Search the data for the string "this" and extract every line where it appears.

[Opening Extracted material section]

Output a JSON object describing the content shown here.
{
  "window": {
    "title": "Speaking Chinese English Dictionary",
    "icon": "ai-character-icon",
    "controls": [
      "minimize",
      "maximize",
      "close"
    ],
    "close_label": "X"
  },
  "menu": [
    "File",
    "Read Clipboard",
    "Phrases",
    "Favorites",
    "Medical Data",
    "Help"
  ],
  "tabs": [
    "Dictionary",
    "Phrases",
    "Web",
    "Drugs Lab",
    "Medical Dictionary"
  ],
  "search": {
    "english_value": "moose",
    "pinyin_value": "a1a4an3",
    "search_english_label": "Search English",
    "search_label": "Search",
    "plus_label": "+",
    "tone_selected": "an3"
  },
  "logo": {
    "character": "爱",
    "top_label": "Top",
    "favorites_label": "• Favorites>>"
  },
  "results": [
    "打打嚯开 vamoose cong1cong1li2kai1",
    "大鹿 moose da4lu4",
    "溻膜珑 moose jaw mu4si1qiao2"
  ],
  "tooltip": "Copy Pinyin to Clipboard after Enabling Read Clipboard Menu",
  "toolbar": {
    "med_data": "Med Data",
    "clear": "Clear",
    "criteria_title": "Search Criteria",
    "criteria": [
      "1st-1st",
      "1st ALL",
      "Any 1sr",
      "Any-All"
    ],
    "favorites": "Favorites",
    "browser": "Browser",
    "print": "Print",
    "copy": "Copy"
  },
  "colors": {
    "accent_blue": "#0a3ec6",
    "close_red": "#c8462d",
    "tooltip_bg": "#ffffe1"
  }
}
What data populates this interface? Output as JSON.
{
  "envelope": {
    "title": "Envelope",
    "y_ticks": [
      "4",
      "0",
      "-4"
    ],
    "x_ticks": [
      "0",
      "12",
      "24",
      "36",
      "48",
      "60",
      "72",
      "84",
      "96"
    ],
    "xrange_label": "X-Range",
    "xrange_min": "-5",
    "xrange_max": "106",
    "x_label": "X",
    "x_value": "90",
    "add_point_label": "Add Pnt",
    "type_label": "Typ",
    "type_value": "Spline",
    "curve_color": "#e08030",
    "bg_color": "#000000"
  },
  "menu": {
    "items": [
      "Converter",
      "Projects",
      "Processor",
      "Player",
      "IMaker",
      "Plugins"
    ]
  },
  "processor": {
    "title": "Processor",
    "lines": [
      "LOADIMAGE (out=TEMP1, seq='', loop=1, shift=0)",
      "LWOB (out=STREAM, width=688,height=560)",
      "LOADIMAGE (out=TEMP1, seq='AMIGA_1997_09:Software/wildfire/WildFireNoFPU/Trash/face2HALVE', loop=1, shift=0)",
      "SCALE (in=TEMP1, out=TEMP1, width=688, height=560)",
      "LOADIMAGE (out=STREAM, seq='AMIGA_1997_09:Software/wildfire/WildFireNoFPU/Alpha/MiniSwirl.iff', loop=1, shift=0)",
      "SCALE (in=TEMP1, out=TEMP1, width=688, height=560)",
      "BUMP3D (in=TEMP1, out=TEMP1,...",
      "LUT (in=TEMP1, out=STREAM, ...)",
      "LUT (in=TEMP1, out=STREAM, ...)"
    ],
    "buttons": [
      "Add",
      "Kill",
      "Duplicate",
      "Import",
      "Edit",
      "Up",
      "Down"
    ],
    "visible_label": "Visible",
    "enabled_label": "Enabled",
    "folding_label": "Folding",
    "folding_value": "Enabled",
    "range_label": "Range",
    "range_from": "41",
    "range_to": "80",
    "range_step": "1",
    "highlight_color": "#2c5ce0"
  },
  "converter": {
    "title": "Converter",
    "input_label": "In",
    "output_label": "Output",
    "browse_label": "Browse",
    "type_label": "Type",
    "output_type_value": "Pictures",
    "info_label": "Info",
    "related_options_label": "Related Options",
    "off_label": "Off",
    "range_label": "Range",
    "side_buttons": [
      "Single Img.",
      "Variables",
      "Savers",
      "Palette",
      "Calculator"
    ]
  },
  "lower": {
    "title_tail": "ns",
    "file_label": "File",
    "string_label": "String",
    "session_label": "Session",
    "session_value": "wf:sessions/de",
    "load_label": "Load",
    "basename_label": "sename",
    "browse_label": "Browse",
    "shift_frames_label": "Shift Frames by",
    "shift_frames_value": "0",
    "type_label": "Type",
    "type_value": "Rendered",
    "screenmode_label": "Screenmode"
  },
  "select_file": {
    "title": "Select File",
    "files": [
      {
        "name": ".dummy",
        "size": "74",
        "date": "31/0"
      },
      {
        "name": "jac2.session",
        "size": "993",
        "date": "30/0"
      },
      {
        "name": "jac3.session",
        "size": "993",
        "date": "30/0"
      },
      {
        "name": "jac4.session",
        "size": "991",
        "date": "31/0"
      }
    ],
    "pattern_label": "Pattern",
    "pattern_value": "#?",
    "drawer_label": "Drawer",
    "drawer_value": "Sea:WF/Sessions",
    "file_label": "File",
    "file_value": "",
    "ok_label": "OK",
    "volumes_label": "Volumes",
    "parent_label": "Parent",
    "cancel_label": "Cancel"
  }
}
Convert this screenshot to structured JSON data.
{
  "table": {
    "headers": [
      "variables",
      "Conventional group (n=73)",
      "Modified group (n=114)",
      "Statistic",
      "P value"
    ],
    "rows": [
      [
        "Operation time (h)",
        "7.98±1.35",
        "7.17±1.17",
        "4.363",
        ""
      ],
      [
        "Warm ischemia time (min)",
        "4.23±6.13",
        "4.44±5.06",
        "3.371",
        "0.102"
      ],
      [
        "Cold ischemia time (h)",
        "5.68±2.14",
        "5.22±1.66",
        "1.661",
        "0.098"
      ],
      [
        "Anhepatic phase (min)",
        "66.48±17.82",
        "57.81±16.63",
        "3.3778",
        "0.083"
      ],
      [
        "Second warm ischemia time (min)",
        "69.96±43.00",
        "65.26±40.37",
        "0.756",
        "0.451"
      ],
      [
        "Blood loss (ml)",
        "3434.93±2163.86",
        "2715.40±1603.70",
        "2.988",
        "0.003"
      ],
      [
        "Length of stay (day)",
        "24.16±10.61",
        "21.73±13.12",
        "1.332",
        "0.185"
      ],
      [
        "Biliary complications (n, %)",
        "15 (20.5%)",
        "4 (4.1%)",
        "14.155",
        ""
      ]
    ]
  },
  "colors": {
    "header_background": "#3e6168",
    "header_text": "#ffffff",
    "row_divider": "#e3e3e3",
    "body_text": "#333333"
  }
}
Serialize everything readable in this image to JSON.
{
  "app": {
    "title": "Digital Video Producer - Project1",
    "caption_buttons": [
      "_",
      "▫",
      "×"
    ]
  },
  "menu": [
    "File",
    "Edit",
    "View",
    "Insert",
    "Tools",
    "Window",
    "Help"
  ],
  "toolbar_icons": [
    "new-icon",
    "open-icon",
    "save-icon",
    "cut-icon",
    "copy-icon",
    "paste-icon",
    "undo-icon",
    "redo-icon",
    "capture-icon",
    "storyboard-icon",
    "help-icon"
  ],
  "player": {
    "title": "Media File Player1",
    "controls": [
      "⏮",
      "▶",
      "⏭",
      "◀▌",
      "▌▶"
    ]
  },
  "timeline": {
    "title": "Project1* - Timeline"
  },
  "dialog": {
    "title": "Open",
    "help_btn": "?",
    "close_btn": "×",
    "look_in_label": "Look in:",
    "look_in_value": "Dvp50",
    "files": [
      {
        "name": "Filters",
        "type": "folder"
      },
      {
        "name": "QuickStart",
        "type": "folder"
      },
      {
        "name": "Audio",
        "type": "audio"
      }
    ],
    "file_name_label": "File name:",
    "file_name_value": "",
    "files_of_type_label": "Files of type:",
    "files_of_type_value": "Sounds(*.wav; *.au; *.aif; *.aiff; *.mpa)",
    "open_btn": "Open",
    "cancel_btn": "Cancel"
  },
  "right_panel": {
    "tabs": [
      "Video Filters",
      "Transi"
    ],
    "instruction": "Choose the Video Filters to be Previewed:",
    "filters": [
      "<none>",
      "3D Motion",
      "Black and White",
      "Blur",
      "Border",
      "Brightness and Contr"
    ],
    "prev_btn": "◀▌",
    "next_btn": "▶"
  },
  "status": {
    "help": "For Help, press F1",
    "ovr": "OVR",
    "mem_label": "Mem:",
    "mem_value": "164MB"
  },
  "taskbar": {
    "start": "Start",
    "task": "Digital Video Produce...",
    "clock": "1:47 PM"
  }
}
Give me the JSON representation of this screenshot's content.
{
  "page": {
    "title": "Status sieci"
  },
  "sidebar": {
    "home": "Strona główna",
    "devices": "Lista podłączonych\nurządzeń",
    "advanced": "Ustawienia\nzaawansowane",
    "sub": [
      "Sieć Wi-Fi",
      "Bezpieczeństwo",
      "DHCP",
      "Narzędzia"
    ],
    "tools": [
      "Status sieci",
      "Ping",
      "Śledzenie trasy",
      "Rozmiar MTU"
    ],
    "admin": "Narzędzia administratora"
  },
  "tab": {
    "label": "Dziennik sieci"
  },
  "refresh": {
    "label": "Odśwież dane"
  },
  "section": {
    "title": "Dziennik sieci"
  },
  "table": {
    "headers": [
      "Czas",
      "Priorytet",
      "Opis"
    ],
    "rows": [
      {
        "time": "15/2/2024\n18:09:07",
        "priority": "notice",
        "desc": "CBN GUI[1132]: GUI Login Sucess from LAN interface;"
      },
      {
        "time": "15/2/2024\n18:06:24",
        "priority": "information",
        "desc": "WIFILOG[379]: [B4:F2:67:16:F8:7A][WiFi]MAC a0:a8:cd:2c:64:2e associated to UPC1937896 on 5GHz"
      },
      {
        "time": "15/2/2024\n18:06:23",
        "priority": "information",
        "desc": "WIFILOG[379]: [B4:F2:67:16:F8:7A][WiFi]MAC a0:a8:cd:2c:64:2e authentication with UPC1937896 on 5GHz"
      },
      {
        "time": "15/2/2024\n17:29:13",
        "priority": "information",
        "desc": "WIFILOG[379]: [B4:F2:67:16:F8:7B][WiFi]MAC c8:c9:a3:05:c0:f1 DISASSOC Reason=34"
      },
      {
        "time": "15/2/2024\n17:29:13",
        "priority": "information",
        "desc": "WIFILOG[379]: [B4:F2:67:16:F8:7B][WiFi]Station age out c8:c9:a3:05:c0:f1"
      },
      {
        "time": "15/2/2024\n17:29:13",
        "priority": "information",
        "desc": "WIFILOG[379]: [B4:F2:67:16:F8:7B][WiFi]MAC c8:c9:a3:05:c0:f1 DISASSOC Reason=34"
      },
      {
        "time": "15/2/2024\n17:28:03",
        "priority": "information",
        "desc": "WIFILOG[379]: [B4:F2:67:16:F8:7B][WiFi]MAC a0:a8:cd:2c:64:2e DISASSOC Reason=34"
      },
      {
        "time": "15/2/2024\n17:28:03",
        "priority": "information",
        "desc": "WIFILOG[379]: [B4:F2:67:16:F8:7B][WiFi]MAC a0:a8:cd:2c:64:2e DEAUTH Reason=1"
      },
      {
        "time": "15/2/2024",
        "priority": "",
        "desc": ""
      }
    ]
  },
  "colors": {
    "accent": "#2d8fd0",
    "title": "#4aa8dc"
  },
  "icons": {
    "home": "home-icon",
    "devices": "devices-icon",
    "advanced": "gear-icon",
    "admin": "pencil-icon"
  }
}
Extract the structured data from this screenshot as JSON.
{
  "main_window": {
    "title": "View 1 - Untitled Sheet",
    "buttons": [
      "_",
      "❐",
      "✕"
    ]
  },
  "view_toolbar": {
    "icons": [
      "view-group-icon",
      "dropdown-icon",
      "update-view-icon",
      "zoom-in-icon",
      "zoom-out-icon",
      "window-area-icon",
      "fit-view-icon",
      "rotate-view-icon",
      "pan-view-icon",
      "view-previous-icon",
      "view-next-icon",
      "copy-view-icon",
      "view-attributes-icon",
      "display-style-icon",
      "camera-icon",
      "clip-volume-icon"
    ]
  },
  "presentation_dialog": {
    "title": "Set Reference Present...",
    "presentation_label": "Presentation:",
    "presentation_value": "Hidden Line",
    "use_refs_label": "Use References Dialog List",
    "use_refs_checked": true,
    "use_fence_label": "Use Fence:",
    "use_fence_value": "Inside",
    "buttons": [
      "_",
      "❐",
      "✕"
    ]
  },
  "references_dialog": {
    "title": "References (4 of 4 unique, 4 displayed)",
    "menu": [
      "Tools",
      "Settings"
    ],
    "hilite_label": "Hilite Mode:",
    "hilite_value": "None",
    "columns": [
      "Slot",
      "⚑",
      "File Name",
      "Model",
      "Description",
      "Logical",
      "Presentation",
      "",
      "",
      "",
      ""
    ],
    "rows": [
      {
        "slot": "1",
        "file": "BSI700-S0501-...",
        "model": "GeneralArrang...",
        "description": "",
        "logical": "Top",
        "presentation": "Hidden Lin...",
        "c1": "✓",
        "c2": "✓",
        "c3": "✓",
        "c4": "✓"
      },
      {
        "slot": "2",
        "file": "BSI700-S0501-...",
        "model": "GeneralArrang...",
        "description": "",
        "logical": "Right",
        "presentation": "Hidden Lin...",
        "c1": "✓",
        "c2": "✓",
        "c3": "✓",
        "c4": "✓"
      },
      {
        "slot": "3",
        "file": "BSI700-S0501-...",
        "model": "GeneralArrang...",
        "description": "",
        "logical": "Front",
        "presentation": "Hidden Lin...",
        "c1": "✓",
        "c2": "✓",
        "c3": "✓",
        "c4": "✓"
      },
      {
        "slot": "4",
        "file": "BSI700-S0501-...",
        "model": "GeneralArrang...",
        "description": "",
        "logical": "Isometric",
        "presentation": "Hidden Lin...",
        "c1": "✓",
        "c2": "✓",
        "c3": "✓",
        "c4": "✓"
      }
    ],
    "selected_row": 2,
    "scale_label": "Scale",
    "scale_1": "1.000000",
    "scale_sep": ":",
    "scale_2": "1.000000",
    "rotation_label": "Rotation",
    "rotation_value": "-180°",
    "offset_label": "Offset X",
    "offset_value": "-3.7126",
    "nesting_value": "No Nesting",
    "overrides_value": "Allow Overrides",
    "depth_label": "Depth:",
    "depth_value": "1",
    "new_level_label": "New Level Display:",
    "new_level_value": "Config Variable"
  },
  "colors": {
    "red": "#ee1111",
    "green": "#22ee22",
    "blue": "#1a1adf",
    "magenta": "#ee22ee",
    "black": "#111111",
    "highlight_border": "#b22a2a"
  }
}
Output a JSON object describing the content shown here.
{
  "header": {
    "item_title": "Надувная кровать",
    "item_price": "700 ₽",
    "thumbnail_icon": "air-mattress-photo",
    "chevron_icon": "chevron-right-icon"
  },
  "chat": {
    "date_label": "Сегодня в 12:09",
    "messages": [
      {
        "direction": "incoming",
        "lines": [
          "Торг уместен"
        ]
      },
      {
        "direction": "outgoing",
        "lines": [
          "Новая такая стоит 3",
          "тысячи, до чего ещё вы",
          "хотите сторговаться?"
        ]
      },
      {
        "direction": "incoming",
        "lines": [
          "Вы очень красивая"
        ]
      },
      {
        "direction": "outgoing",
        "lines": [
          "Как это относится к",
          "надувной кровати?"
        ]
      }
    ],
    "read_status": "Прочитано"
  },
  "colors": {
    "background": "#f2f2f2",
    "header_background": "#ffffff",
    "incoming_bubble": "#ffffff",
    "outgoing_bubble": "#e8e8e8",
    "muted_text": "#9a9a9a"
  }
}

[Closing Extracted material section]

● **Written answer**:
What data populates this interface? Output as JSON.
Convert this screenshot to structured JSON data.
Serialize everything readable in this image to JSON.
Give me the JSON representation of this screenshot's content.
Extract the structured data from this screenshot as JSON.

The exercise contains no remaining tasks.